Holywell

Holywell history starts in Malvern Wells, which takes its name from being the site of two of the ancient healing springs. These are known locally known as ‘wells’ of the Malverns – the Holy Well and the Eye Well. These ancient wells lie on the steeply wooded hillside just above Wells House. Wells House has a history that can be traced back to the eighteenth century. 

It was originally designed as a small hotel built for visitors to Malvern for the ‘Water Cure’ and its exact location was probably chosen for the fine views. The famous Sir Edward Elgar taught music here at Wells House for many years when it became a boarding school around 1899. Elgar composed many of his greatest works in Malvern and the wide vista must have been a source of inspiration for him.

The Water Cure

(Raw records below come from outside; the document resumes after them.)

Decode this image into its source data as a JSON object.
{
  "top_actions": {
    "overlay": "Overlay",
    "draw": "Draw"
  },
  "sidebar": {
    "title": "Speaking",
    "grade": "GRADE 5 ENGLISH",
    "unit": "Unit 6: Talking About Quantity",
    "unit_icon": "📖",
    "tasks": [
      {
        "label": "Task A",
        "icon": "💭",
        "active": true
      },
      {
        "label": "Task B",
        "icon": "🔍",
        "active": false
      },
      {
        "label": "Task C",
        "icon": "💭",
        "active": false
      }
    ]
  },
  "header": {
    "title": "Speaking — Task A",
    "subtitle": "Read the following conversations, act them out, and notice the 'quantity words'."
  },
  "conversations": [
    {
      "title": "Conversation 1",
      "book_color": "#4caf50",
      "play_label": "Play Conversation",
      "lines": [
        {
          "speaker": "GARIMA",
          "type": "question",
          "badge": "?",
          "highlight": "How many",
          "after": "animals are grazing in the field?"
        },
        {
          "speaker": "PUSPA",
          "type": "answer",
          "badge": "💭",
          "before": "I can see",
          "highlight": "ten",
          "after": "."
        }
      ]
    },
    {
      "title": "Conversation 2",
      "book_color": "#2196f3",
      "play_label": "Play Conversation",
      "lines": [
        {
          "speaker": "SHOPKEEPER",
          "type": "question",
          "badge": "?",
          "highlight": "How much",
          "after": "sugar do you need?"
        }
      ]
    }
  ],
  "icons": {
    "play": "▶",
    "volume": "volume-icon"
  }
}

Dr John Wall , the famous 18th Century physician, co- founder of Royal Worcester Porcelain and founder of the “water cures” in Malvern, analysed the water from the Holy Well, proving its purity. “Malvern Water, says Dr John Wall, is famous for containing just nothing at all”. Dr Wall successfully used the water to treat ulcers and other skin conditions – using much the same technique as the old monks - and set up the first water treatment centre in the Malverns here at Wells House.

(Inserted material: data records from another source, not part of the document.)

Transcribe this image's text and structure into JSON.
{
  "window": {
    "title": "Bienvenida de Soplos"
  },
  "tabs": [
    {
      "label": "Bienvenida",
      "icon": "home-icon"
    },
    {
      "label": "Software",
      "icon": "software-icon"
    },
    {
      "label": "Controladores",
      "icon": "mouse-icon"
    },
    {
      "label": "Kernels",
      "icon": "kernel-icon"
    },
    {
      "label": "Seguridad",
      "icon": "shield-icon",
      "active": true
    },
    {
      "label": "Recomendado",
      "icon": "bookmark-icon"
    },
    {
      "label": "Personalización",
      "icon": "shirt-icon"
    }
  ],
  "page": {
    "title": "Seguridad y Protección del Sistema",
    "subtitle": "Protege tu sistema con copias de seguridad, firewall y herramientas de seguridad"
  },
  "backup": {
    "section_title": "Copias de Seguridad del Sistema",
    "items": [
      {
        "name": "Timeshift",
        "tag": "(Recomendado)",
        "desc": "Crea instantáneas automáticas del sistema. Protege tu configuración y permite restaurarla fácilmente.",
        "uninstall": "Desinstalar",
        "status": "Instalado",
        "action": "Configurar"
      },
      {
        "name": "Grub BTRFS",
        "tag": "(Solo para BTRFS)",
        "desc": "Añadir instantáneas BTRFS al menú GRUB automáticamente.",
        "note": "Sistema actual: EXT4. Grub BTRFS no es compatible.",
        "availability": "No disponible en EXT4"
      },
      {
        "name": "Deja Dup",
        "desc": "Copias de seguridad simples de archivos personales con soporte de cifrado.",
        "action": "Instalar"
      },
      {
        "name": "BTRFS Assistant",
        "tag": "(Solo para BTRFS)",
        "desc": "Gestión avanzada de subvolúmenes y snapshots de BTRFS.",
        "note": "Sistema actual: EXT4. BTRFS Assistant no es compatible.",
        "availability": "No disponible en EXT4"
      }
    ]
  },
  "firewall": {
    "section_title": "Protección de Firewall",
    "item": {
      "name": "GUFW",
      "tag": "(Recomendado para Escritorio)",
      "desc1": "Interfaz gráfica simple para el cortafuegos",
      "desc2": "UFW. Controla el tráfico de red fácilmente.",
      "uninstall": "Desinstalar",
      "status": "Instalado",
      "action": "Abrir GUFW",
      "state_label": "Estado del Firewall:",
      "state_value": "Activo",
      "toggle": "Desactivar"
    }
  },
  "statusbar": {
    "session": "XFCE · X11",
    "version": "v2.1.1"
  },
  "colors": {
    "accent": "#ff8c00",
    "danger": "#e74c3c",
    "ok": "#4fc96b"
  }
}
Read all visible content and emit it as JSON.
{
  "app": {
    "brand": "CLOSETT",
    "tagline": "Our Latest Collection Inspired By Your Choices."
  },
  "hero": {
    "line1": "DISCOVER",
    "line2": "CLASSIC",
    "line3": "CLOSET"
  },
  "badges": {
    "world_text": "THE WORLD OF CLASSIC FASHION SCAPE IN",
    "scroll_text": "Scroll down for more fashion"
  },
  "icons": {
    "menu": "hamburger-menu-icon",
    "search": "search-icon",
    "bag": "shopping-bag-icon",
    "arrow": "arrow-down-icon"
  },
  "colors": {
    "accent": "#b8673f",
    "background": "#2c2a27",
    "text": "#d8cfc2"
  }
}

Old Image of Holywell Suite Malvern Wells House
Edward Elgar Statue Great Malvern

Edward Elgar

Wells House became a boarding school around 1899. The famous Sir Edward Elgar taught music here at Wells House for many years. Elgar composed many of his greatest works in Malvern and the wide vista must have been a source of inspiration for him. 

Elgar and his wife leased a house at nearby 86 Wells Road. They named the house Craeg Lea, an anagram of C(arice), A(lice) and E(dward) Elgar. Elgar composed Dream of Gerontius, Pomp & Circumstance Marches 1 & 2, Cockaine, The Apostles, Coronation Ode & In the South whilst living at Craeg Lea. In 1903 the Elgars heard of a proposed property development across the road which Edward feared would ruin his views from the study window. Anyone visiting Craeg Lea today will see that Edward's fears were totally unfounded - the views remain spectacular.

A well-signposted Elgar Trail has been constructed linking most of the surviving properties and other locations associated with Elgar in the Malvern, Hereford & Worcester, area - more information about this and the history of Malvern, and other things to do around the area, can be obtained from the Tourist Information Office.